▶ _ACTIVITY_:
List each line of the data that holds the word "icon".
═══
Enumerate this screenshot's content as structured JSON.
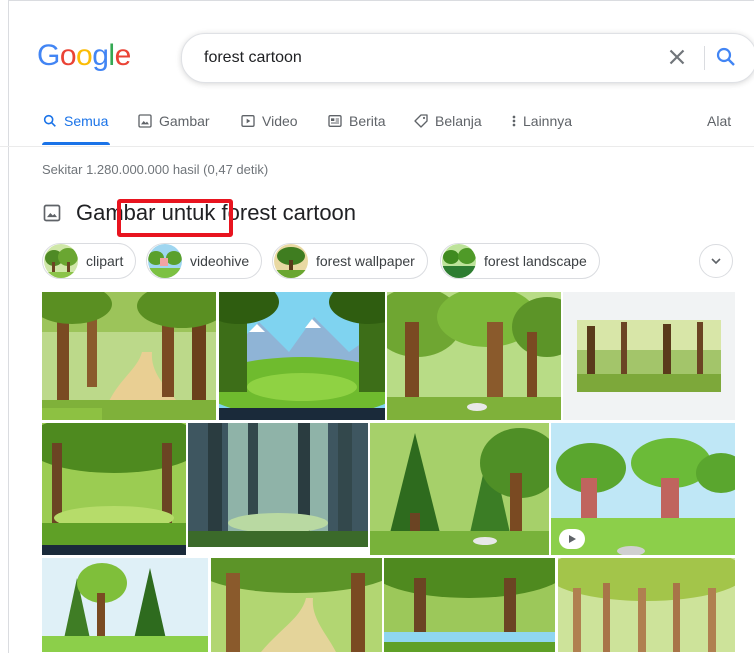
{
  "logo": [
    "G",
    "o",
    "o",
    "g",
    "l",
    "e"
  ],
  "logo_colors": [
    "#4285f4",
    "#ea4335",
    "#fbbc05",
    "#4285f4",
    "#34a853",
    "#ea4335"
  ],
  "search": {
    "query": "forest cartoon",
    "clear_icon": "close-icon",
    "search_icon": "search-icon"
  },
  "tabs": [
    {
      "label": "Semua",
      "icon": "search-icon",
      "active": true
    },
    {
      "label": "Gambar",
      "icon": "image-icon"
    },
    {
      "label": "Video",
      "icon": "video-icon"
    },
    {
      "label": "Berita",
      "icon": "news-icon"
    },
    {
      "label": "Belanja",
      "icon": "tag-icon"
    },
    {
      "label": "Lainnya",
      "icon": "more-vert-icon"
    }
  ],
  "tools_label": "Alat",
  "result_stats": "Sekitar 1.280.000.000 hasil (0,47 detik)",
  "images_section": {
    "title": "Gambar untuk forest cartoon",
    "icon": "image-icon"
  },
  "chips": [
    {
      "label": "clipart"
    },
    {
      "label": "videohive"
    },
    {
      "label": "forest wallpaper"
    },
    {
      "label": "forest landscape"
    }
  ],
  "colors": {
    "accent": "#1a73e8",
    "highlight": "#e8141f"
  }
}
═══
▶ _RESULT_:
    "clear_icon": "close-icon",
    "search_icon": "search-icon"
      "icon": "search-icon",
      "icon": "image-icon"
      "icon": "video-icon"
      "icon": "news-icon"
      "icon": "tag-icon"
      "icon": "more-vert-icon"
    "icon": "image-icon"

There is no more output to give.